= Beginning of Section =

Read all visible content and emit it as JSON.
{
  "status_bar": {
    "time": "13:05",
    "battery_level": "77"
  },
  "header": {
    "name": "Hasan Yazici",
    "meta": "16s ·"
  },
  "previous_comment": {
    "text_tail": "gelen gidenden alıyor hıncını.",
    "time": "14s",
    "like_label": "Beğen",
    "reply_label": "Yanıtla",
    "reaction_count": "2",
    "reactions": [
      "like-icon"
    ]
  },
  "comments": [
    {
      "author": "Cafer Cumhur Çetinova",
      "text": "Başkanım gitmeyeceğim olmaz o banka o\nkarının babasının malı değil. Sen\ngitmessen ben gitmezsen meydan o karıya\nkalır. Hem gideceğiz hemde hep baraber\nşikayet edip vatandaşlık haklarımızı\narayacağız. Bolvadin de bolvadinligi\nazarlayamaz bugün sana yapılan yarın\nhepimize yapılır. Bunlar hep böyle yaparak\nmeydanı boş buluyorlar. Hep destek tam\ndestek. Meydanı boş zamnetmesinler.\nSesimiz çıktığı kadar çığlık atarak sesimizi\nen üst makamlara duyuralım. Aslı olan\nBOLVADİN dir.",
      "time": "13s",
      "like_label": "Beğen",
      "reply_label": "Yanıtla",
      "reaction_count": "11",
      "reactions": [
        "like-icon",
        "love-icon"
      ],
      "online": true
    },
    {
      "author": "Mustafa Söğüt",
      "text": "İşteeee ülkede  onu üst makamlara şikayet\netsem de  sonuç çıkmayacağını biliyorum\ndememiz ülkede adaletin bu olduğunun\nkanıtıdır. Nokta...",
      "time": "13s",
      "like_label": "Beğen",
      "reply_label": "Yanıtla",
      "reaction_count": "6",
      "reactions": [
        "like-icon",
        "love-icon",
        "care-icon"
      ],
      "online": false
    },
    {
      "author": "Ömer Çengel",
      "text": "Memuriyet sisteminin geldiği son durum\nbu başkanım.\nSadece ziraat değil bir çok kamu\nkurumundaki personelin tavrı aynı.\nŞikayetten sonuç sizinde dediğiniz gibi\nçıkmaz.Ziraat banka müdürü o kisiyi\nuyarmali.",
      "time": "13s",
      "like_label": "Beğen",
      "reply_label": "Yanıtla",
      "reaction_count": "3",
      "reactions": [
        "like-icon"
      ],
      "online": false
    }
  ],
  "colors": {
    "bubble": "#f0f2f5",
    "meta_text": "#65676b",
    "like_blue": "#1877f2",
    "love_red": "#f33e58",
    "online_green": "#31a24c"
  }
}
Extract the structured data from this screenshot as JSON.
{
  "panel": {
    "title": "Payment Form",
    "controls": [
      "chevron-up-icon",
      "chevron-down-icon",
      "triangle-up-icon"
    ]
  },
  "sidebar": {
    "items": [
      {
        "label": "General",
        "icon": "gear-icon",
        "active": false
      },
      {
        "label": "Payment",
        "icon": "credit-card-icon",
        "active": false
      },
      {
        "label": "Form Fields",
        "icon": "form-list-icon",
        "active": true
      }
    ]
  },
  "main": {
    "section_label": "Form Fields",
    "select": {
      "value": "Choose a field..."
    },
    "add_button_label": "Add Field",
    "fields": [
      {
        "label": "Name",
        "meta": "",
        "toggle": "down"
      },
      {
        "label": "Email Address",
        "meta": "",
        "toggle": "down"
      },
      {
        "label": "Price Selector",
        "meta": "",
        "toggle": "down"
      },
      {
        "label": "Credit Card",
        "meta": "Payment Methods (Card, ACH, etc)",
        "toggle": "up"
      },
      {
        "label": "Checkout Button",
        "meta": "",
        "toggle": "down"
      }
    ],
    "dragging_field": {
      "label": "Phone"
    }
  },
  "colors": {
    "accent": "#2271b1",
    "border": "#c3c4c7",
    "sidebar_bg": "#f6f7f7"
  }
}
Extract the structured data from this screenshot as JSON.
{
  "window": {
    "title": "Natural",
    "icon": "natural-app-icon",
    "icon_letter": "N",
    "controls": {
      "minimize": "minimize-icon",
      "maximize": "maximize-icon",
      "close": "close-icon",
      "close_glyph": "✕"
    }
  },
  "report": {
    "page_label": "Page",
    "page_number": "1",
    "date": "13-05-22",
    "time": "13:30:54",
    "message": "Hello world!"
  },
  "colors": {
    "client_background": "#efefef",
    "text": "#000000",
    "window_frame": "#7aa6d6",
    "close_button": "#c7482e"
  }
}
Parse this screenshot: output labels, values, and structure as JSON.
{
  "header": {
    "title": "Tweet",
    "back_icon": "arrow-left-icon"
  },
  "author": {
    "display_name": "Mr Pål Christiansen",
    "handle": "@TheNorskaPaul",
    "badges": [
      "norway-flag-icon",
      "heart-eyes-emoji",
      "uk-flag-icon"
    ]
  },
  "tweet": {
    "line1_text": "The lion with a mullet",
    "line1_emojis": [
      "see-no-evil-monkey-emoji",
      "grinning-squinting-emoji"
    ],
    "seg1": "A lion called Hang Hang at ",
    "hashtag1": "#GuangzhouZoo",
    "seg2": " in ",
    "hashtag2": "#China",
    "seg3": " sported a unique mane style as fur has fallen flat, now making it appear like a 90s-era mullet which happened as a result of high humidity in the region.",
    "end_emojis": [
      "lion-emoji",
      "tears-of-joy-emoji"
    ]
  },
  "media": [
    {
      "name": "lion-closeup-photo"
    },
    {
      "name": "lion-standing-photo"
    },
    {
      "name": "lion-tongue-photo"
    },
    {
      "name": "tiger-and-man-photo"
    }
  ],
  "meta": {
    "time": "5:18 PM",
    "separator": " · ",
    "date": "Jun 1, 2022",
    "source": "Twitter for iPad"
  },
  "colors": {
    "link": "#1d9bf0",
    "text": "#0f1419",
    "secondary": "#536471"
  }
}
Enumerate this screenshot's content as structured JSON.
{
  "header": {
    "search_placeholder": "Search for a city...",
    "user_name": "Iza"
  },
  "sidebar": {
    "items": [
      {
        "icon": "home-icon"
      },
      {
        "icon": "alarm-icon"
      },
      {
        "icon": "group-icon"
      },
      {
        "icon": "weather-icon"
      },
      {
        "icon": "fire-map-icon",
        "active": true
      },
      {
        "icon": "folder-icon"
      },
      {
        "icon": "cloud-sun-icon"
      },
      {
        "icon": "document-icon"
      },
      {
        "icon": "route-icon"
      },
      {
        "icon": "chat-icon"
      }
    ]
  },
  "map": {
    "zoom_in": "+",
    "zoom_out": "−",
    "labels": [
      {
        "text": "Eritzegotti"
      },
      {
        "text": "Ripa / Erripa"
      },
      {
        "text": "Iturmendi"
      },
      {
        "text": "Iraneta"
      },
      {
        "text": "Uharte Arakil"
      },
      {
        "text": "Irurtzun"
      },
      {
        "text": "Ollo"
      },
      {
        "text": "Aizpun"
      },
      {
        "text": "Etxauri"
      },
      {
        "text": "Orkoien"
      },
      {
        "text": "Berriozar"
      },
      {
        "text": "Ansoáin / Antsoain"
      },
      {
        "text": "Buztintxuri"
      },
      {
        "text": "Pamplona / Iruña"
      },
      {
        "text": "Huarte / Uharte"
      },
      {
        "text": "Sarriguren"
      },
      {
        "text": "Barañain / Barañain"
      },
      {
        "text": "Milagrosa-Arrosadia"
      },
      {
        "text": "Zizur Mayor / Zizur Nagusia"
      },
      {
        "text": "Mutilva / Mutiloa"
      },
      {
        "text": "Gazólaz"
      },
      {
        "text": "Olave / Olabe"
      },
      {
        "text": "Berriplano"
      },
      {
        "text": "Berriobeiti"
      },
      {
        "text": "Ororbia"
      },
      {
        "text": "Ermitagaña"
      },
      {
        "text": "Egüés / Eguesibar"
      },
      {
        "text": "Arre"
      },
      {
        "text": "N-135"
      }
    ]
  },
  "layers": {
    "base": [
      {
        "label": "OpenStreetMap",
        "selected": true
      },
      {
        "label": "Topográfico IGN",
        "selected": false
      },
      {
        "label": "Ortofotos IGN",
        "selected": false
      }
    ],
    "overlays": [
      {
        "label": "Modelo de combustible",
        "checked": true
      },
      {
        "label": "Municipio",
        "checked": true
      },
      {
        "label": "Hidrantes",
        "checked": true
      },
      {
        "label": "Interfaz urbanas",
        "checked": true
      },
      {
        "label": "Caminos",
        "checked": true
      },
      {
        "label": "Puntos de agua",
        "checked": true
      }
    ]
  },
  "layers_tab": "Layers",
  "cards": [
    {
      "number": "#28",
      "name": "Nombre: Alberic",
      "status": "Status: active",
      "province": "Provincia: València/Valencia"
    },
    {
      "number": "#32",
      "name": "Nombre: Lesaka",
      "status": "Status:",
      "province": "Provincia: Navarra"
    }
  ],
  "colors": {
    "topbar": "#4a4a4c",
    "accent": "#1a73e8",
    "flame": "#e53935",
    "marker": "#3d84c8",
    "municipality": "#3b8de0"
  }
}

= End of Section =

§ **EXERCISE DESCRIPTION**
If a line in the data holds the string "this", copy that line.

§ **TASK RESULT**
Extract the structured data from this screenshot as JSON.
Extract the structured data from this screenshot as JSON.
Parse this screenshot: output labels, values, and structure as JSON.
Enumerate this screenshot's content as structured JSON.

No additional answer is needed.